The type of visas involved are not currently allocated by region or state, but rather go to legal immigrants who have advanced degrees or show exceptional ability in certain fields.
Under the governor's unique proposal, one-quarter of the nation's 40,000 annual EB-2 visas would be designated for such immigrants willing to live and work for five years in Detroit -- a city amid the largest municipal bankruptcy in U.S. history whose neighborhoods have been hollowed out by a long population decline.
"Let's send a message to the entire world: Detroit, Michigan, is open to the world," Snyder said during his news conference, which came a day after he backed plans to commit as much as $350 million in state funds to help shore up Detroit pension funds and prevent the sale of valuable city-owned art.
Under the plan, according to the AP, "Detroit would be allocated 5,000 visas in the first year, 10,000 each of the next three years and 15,000 in the fifth year."
On her radio show, Ingraham criticized the plan, asking, if immigrants move into the city, "is there going to be finally a border enforced in our country? Except it's going to be around Detroit?" From the show:
INGRAHAM: The people of this country, they're smart enough to know that they don't want to go anywhere near Detroit. Right? But we need to get these people from other countries to live and work in Detroit to save us because we can then wall off Detroit, apparently, so they can't then move to other parts of the country. Is that what Rick Snyder is gonna do? Is there gonna be, you know, is there gonna be finally a border enforced in our country? Except it's going to be around Detroit. This is the craziest thing I've ever heard of.
As of this month, Michigan's unemployment rate is higher than the national average at 8.4 percent. Its population has fallen from 1.8 million in the 1950s to 700,000 residents today. Michigan is reportedly "the one state in the nation to see its population drop" from 2000 to 2010.
Following the announcement Thursday that conservative commentator and filmmaker Dinesh D'Souza has been charged with violating federal campaign finance laws, his allies are claiming that the move is evidence of a conspiracy by the Obama administration to silence its critics.
D'Souza has been a fixture in conservative media circles for years, and his laughable 2012 documentary 2016: Obama's America became a surprise critical success thanks in part to the support of his media allies.

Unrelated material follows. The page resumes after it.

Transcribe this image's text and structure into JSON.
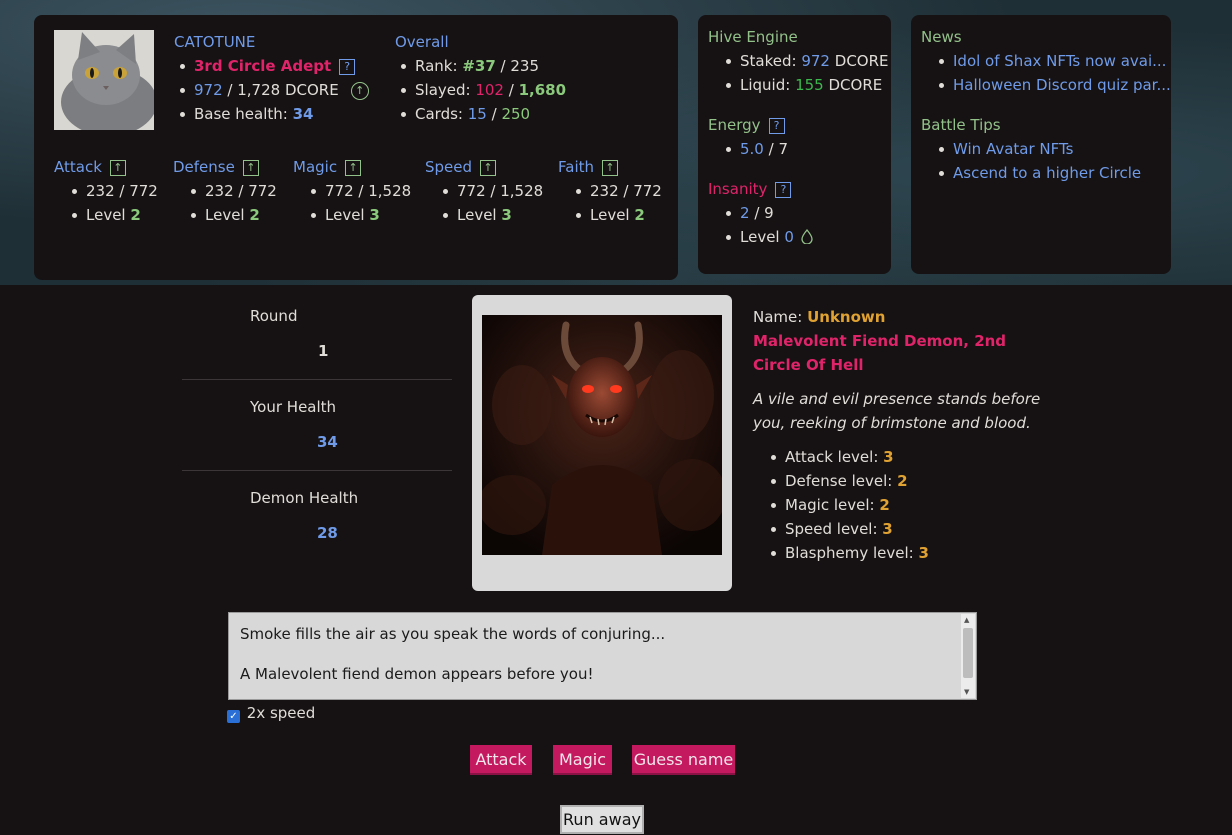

Reuters reports that D'Souza "has been indicted by a federal grand jury for arranging excessive campaign contributions to a candidate for the U.S. Senate," allegedly reimbursing "people who he had directed to contribute $20,000" to the unnamed candidate (reportedly Wendy Long).
Matt Drudge tweeted that the indictments against D'Souza and former Republican Virginia Governor Bob McDonnell are evidence that Attorney General Eric Holder is "unleashing the dogs" on "Obama critics."
In a panicked video headlined "Emergency: Obama Launches Purge" posted on his YouTube channel last night, conspiracy theorist Alex Jones told viewers that "America is going over the edge," adding, "I actually am scared." According to Jones, the charges against former Gov. McDonnell are "trumped up garbage" (for what it's worth, conservatives like Byron York disagree, labeling the details "ugly, sordid, damning").
Pointing to the supposed persecution of D'Souza, Jones claimed that the administration is engaged in much worse behavior and warned, "The issue is here, they can find a mistake in your checking account and claim that it was fraud or wire fraud. They can do it to anybody." According to Jones, "this is like Nazi Germany" and "once they're done with these guys, they're coming after you and I."
The description posted on Jones' YouTube channel explains that this is an "Emergency Alert!!!," adding "This is it, we are in deep shit! If they get away with this they will come for all of us, that's how it works!!!" D'Souza has appeared on Jones' program to promote his movie.